== Task to complete ==
Copy all lines below that use the word "icon".

== Task inputs ==

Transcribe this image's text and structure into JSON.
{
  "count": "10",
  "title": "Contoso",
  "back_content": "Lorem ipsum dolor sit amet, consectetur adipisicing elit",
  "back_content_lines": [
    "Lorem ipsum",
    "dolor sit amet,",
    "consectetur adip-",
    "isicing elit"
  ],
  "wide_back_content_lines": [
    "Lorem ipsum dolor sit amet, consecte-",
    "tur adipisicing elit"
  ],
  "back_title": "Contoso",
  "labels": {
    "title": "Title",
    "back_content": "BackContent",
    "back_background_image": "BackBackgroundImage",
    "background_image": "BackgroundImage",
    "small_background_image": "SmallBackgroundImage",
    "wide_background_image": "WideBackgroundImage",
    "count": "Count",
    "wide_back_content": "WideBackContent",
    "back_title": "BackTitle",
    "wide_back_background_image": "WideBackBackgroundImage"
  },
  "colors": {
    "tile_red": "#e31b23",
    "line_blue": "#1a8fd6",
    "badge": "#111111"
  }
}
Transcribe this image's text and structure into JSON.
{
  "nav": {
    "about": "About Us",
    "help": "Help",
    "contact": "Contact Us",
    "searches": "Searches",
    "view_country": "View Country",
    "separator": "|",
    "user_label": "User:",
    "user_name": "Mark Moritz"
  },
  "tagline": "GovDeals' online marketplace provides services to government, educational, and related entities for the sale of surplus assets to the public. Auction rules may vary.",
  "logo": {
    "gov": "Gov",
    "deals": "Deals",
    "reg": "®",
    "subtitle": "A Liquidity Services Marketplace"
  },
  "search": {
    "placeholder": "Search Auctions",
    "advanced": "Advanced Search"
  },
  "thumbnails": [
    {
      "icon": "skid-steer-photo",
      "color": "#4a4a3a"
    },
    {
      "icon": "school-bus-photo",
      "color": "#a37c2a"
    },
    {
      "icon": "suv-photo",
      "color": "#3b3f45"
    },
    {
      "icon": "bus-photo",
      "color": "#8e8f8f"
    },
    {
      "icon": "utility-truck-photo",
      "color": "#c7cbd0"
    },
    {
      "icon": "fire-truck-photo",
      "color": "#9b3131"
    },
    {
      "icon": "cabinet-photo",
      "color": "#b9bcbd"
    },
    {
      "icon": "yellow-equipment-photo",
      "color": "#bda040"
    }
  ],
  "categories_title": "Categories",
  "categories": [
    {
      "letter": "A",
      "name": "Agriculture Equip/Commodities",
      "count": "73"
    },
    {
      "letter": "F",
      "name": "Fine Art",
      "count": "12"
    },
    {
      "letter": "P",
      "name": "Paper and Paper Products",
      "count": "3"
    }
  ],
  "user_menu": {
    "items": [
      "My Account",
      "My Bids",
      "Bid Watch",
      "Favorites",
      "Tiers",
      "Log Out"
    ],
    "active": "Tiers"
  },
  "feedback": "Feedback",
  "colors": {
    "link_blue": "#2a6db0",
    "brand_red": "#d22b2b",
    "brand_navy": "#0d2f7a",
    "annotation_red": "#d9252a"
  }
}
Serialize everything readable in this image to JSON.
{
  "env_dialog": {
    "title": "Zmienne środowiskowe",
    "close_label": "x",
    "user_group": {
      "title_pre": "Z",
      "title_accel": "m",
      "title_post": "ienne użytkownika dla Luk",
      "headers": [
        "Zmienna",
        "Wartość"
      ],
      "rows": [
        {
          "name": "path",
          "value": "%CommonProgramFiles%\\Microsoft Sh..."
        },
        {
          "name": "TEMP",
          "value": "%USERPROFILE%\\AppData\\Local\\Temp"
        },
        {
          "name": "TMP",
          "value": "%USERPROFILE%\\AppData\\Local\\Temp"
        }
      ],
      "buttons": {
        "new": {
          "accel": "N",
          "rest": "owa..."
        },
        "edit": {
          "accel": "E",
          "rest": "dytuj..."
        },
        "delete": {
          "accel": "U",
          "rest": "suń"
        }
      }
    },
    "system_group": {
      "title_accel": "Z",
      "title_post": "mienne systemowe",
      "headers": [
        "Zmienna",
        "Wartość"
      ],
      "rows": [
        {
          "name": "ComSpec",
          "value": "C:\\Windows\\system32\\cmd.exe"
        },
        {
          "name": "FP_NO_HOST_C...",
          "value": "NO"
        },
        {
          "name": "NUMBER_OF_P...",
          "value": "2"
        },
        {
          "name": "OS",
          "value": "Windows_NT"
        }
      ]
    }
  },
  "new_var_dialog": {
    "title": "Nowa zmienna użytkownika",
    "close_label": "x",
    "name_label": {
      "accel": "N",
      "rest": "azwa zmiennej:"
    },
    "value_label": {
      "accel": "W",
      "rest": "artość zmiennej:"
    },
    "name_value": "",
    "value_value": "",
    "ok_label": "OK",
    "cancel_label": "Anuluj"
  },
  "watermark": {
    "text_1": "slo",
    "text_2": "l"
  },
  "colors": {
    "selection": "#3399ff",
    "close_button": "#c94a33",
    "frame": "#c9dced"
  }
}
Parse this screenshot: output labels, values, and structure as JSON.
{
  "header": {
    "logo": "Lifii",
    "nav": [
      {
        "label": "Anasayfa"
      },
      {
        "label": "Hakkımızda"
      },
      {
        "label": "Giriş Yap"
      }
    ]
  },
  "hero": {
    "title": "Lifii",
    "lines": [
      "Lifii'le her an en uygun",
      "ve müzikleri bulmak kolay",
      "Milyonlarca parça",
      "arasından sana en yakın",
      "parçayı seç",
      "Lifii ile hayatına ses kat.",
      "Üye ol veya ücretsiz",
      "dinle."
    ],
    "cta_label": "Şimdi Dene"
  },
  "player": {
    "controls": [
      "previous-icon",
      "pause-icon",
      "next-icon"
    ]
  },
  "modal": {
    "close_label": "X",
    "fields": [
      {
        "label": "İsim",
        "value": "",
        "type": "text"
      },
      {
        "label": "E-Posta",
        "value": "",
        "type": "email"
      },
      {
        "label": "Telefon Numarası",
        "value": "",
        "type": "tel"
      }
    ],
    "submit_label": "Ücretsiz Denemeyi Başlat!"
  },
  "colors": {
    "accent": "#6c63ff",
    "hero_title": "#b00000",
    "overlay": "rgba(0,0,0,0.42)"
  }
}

== Expected answer ==
      "icon": "skid-steer-photo",
      "icon": "school-bus-photo",
      "icon": "suv-photo",
      "icon": "bus-photo",
      "icon": "utility-truck-photo",
      "icon": "fire-truck-photo",
      "icon": "cabinet-photo",
      "icon": "yellow-equipment-photo",
      "previous-icon",
      "pause-icon",
      "next-icon"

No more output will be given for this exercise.